To really get the game going again, I believe what we really need is an active coder that can make some serious changes to the game. In addition to that, we have to update the areas and the world map overall; some of the areas in the game are just horrible.

- Diren

User avatar
ducci
Newbie
Posts: 88
Joined: Wed Jun 17, 2009 10:09 pm

Post by ducci » Tue Jul 06, 2010 4:09 pm

Let's see if I can clarify #2. At some point, you downloaded Zmud from zuggsoft's website. Zmud has a "connect" dialog box that stores BR's connection info (IP and port) as well as your login info. (You had to type all of that in at some point.) Now the last time you downloaded Zmud, you probably did it specifically to connect to BR. But imagine for a second that you're a newbie who hadn't decided on a mud yet. You go to the connect dialog, and there's already connection info there for a mud. Smart money says that you'll probably check that mud out at some point. Even a veteran mudder will probably get curious at some point, or maybe his mud of choice will go down briefly and he'll decide to have a look.

Obviously, we're not going to convince Zuggsoft to package our connection info with Zmud. But we can put all the freeware / shareware clients on the internet in various places, with our info pre-loaded. Directing people to the packages is the hardest part and would probably be a long term project. It wouldn't be too difficult for some of the more obscure clients, though. We could probably quickly become one of the main sources for people searching for, say, "genius mud client."

Anyway, I got another idea today: Craigslist. Craigslist is full of lonely people--just check your local "missed connections" page--and a lot of them are computer literate and like medieval fantasy. If we did a (painstaking) nationwide ad campaign in the activities sections inviting people to mud night, we would probably get inundated with people. We'd have explain how muds work, but as long as we framed it as a free social activity and stressed how easy it is to pick up, we'd get a good response. I'm sure a lot of people would come just to see what gaming was like at the dawn of the internet.
To really get the game going again, I believe what we really need is an active coder that can make some serious changes to the game. In addition to that, we have to update the areas and the world map overall; some of the areas in the game are just horrible.
I do like the idea of replacing the bad areas and messing with the code. There are certainly benefits that the current players would reap. (And I'd like those benefits. :twisted: ) I'm not sure how much it would affect our recruitment, though, because
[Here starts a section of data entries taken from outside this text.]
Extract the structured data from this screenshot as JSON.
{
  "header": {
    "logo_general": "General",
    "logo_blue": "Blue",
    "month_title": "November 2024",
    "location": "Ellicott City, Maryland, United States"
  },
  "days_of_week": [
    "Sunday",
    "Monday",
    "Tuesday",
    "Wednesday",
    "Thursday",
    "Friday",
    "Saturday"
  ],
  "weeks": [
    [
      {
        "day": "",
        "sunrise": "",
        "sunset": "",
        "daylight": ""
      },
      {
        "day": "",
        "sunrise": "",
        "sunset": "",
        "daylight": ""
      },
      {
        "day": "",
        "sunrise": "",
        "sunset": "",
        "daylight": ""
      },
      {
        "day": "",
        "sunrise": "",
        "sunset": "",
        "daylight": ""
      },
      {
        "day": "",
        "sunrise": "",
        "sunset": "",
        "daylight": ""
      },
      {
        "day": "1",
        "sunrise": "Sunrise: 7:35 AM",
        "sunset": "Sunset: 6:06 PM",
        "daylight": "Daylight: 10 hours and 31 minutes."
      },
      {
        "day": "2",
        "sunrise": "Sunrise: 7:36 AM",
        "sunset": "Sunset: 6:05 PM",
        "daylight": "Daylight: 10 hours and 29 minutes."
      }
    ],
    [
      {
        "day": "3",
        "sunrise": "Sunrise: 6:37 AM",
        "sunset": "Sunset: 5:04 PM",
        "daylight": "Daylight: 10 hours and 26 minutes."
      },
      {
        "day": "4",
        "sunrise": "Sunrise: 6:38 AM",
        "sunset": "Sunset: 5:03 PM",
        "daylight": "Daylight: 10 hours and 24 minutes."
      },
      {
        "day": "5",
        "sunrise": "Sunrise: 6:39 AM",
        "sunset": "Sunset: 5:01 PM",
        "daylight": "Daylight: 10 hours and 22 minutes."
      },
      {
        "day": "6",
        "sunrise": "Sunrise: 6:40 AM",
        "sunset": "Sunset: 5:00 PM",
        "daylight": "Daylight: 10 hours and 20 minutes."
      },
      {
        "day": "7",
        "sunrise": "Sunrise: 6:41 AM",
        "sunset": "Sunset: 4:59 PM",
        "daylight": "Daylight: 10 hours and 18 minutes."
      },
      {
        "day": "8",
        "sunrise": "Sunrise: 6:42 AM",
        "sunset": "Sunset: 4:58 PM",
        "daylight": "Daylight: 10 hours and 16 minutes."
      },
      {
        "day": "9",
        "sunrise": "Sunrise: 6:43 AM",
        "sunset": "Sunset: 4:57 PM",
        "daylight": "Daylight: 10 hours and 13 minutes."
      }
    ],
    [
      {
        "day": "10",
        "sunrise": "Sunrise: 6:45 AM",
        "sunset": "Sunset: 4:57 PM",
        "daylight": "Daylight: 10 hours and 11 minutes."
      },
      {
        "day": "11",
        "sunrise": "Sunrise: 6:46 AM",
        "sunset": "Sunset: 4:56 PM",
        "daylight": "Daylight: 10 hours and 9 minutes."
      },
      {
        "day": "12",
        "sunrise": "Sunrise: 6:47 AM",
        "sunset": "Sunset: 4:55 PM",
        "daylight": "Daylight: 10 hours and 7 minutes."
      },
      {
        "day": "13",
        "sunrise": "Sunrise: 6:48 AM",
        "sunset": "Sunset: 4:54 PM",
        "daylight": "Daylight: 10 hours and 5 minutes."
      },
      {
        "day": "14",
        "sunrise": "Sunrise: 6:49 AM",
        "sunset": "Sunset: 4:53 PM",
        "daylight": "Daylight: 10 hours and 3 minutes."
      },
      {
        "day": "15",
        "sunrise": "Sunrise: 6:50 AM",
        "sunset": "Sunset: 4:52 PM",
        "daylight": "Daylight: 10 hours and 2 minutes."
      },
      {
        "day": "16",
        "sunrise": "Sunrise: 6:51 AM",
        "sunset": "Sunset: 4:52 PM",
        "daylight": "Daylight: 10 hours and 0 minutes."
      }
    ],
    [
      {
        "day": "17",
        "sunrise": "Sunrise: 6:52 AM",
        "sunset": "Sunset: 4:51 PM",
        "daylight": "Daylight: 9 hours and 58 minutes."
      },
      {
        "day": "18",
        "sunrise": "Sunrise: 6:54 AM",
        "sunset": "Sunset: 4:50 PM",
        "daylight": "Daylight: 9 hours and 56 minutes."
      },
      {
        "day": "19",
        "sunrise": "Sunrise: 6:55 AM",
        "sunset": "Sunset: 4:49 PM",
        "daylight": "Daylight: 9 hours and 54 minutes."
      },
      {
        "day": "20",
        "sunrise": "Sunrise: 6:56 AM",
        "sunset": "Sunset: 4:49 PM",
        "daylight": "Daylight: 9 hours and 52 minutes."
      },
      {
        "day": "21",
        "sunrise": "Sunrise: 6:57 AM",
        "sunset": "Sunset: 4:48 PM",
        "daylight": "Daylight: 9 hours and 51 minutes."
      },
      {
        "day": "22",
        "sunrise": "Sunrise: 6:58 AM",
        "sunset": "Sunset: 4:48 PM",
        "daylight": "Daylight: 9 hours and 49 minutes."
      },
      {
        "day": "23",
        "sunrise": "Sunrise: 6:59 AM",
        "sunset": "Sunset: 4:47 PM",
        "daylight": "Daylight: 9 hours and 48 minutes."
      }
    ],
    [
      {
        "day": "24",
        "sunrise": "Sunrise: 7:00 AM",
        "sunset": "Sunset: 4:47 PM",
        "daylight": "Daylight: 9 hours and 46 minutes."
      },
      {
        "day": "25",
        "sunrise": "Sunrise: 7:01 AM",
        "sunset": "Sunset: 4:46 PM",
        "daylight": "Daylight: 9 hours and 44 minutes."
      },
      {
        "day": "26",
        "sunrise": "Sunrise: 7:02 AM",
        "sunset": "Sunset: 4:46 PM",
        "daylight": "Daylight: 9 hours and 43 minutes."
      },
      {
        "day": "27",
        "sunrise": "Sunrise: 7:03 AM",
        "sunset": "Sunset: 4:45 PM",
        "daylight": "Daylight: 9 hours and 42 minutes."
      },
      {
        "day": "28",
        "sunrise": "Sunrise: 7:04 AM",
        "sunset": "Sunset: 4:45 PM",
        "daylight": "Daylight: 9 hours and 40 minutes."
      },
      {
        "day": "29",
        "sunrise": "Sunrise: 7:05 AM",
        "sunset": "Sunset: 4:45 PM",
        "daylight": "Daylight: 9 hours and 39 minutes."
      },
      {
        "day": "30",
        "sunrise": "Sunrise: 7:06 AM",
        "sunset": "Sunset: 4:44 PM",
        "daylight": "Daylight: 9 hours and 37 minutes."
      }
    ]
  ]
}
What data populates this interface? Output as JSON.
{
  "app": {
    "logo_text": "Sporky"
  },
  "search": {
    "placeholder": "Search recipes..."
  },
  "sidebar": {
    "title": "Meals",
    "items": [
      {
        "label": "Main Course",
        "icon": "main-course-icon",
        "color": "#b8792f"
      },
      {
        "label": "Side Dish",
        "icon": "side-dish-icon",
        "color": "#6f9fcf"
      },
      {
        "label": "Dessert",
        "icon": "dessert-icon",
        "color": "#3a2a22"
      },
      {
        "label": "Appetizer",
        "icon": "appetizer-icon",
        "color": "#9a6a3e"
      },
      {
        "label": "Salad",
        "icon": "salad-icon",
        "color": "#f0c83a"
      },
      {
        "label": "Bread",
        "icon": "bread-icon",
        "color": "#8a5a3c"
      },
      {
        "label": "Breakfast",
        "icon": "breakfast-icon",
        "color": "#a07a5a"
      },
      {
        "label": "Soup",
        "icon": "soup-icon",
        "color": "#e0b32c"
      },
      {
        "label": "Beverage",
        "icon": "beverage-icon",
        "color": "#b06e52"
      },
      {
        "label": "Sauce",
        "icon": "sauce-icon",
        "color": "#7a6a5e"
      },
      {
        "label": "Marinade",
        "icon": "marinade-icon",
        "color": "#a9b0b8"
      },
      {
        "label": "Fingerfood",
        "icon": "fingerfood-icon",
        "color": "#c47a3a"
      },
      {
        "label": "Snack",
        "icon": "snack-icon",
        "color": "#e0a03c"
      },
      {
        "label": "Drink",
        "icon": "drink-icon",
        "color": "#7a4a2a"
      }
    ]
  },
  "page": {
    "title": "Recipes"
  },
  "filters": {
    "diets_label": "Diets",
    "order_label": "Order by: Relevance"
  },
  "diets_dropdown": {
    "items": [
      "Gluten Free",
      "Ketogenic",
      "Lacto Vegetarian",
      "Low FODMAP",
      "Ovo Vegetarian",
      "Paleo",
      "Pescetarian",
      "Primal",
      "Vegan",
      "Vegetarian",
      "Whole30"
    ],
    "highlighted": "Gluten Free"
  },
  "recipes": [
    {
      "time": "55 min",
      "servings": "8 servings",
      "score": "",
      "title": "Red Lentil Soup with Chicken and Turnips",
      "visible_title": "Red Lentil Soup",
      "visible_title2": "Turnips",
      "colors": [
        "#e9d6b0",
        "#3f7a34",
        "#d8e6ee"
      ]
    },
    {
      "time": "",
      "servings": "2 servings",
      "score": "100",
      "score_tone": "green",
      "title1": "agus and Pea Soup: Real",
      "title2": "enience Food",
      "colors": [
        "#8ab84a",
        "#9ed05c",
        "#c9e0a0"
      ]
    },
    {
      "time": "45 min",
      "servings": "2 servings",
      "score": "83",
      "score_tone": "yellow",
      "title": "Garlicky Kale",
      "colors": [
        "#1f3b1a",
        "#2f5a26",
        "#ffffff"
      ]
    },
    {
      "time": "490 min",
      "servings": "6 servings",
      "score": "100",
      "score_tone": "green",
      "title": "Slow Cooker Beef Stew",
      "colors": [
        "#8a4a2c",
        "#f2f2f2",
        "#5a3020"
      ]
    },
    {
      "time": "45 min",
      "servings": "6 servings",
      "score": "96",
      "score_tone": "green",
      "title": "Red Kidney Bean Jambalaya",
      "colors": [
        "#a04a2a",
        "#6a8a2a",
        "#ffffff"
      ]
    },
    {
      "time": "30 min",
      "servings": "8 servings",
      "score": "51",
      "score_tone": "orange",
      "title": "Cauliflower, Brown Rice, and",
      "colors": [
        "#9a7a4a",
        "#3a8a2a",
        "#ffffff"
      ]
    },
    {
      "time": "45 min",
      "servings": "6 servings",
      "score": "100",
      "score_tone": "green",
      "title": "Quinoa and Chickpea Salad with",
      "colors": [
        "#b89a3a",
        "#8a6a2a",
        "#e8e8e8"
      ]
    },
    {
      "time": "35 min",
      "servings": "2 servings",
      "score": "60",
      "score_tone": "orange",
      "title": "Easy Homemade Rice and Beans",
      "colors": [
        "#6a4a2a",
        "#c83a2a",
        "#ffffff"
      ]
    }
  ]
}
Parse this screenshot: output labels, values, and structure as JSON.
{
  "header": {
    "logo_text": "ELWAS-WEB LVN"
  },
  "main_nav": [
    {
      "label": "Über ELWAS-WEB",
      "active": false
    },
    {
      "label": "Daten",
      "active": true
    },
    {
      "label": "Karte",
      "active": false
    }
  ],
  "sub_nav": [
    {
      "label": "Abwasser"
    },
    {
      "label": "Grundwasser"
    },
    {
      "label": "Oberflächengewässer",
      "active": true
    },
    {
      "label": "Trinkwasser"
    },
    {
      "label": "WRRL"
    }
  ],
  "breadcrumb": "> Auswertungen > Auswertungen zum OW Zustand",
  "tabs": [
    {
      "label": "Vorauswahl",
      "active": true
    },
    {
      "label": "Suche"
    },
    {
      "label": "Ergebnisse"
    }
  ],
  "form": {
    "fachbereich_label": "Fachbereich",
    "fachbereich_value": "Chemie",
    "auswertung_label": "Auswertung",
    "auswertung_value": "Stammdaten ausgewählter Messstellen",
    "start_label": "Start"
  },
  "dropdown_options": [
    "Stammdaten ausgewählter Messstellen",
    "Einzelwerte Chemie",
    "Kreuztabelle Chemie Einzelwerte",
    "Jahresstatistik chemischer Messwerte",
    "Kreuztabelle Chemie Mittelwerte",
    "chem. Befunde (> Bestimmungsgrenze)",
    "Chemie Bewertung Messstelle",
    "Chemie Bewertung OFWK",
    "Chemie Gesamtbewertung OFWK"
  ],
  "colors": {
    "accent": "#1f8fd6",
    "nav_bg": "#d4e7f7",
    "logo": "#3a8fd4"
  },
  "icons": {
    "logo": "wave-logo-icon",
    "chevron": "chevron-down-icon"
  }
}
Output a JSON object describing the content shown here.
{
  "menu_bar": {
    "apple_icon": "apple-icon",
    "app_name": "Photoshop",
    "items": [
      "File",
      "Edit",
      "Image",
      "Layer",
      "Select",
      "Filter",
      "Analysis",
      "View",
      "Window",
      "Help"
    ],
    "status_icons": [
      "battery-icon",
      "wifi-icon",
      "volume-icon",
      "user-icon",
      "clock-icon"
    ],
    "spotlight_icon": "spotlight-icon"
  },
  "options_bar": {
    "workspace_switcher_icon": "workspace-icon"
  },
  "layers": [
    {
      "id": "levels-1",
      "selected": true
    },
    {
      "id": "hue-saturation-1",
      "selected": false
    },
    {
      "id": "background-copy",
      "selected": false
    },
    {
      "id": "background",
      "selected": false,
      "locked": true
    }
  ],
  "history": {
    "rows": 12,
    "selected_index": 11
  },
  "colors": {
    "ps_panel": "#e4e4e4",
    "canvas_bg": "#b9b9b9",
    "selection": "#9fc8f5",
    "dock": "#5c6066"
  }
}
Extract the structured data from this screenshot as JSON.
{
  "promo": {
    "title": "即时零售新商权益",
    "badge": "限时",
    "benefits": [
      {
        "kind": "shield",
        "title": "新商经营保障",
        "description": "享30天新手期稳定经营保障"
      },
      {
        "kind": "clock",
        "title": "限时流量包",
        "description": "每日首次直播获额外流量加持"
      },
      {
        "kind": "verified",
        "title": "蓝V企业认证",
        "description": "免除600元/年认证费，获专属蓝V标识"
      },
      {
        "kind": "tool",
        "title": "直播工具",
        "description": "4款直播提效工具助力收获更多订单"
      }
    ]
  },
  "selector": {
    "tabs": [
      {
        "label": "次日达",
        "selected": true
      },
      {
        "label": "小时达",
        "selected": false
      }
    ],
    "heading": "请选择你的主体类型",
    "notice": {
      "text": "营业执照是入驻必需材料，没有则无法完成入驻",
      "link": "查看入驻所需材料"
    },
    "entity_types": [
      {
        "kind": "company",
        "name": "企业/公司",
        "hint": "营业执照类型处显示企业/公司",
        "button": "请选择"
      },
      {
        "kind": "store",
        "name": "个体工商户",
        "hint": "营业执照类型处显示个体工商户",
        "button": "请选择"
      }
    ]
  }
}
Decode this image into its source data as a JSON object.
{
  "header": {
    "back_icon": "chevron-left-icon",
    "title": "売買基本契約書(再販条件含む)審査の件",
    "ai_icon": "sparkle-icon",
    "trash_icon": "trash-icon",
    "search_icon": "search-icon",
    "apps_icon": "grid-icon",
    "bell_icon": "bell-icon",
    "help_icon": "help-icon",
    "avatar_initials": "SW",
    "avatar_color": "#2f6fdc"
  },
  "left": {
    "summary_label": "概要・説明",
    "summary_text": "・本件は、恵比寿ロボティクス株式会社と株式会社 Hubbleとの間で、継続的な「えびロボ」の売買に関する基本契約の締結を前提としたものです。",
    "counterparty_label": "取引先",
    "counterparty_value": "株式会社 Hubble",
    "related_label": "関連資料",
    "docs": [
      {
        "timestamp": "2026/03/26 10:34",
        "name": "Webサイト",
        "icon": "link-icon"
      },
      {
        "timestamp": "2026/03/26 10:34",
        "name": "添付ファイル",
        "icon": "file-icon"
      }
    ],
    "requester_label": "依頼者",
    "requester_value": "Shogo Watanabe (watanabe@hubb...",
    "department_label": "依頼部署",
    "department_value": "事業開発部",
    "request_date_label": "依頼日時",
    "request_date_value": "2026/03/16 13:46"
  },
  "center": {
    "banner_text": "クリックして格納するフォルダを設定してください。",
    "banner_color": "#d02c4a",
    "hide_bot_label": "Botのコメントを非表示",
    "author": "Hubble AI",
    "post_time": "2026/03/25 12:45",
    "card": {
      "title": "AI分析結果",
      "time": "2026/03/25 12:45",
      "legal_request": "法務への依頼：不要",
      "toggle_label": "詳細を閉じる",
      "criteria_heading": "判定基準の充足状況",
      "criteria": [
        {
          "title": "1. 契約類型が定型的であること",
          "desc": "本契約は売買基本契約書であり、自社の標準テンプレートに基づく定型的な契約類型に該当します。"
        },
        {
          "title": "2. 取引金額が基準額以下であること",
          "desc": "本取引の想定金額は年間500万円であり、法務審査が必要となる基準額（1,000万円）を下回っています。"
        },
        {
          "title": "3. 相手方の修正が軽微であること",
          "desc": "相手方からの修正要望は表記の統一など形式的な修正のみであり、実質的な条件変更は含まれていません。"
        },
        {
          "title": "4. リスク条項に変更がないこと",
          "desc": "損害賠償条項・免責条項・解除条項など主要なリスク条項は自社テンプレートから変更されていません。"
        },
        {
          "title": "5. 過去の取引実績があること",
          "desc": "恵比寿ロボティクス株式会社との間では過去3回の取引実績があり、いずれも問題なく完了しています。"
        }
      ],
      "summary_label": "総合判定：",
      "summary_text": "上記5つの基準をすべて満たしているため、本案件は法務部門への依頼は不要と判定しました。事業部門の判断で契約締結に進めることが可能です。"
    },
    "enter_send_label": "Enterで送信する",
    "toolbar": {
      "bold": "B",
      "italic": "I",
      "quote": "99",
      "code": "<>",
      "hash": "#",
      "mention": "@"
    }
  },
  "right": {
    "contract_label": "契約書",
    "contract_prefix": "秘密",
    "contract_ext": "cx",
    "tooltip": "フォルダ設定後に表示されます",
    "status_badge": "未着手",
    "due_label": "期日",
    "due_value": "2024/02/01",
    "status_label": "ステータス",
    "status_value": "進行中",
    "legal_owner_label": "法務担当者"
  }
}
1) I think the primary decision to stick with a mud is made fairly early--before the newb is exposed to the new coding or area building, barring deep changes to the game mechanics or a BR academy re-work.

2) I don't think too many people actually shop around for muds based on features. They try a few and settle down in the one that feels good. At least, that's how I did it.

Of course, I'm all for improving the code, the areas and the world map itself. But I think there's enough game here to sustain a significant playerbase.

User avatar
Everybody
Needs Help
Posts: 512
Joined: Wed Jan 08, 2003 2:14 am
Location: Madison, WI
Contact:

Post by Everybody » Tue Jul 06, 2010 7:39 pm

To (re)comment on Relo's point, area changes and active coding isn't really so much about attracting new blood, or even making a first impression. It's about sustaining the community that already exists, making it thrive further. Yes, we've got a large, mostly inactive player base. They'll come back and potentially stick around, or build a new hero if fun things are going on - witness Brodgar's success with t-games. If there's a new area going in every month or so, those pops of activity turn into consistent players online. Consistent players online creates a more welcoming atmosphere for new people stopping in, and gives us a better chance that they'll stay for a while, thus driving the cycle further. MUDs that stagnate have a tendency to see gradual but steady declines in their player bases as the existing players move on to other things that keep their interest better than socializing or killing Xor for the 70th time.
-EB
Your local know-it-all. ;)

Post Reply

Who is online

Users browsing this forum: No registered users and 1 guest